The high street provides a major source of income not only for those who rent retail property but also for local councils where business rates are a major contributor to local Government coffers. All together this paints a poor picture for both retail and for the local economy.
There are invariably two sides to every change in business. The key is to first recognise the change and then create a clear plan to adapt and take advantage of the changing situation. While the pundits have claimed that the demise of the high-street has been caused by rate rises, rent hikes, brexit, the weather and austerity, the more sober statistics suggest that it is almost exclusively because of ecommerce.

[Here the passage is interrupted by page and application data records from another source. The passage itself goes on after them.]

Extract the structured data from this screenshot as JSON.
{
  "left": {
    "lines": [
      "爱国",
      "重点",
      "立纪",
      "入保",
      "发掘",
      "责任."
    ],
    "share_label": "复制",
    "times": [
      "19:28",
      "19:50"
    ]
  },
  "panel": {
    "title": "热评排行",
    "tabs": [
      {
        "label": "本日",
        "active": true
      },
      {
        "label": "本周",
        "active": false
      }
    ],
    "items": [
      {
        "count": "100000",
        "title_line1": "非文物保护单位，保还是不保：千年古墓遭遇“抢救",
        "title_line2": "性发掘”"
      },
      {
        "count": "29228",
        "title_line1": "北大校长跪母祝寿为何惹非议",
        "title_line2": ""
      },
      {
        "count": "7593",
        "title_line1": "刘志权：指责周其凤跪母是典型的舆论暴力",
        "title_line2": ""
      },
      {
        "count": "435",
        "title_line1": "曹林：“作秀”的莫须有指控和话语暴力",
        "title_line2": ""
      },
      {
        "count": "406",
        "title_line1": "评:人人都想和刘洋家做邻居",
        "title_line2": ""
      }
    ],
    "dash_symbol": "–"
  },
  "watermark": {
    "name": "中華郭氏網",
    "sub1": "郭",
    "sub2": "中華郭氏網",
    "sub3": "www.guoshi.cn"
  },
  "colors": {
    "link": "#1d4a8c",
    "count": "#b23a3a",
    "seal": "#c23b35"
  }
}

There are a growing number of people who simply don’t use high-street shops anymore. Prices, quality of service and range of goods increasingly favour those who shop online. Parts of the UK that are home to a high density of ecommerce providers (e.g. London or Manchester) have done well from the shift to ecommerce while those regions with a relatively low density of ecommerce suppliers, e.g. Scotland, have seen a progressively negative GDP and balance of e-trade with the rest of the UK.
With customers moving online, we need to factor in that the UK dominates European ecommerce and is the number three ecommerce country in the world after China and the US. According to the UK ONS, ecommerce in the UK is already worth £511 Billion. With the UK as an ecommerce powerhouse success the rather obvious strategy is to do everything possible to get many more Scottish and UK businesses selling their products and services through ecommerce rather than through traditional channels. Doing that will not only even out the current e-trade imbalance within the UK but will also meet the needs of both the UK and Scottish Governments in improving our export capability. If the Governments were serious about putting some national muscle behind such an initiative then creating a national project to further increase ecommerce capabilities would be a good place to start.
Components for such a project should include:
- Collecting statistics (jobs, imports, exports, turnover) and data for regional ecommerce performance.
- Creating a library of local case studies aimed at helping inspire other businesses to follow.
- Providing workshops and courses led by hands-on practitioners.
- Providing a network of small self-help groups to share experience, tips, tricks and information.
- Provide a regular stream of ecommerce stories into the traditional media channels.
- Get regional colleges and Universities to help offer certified qualifications in ecommerce.
- Hold major ecommerce events in every region of the UK to help galvanise and focus objectives for each local economy.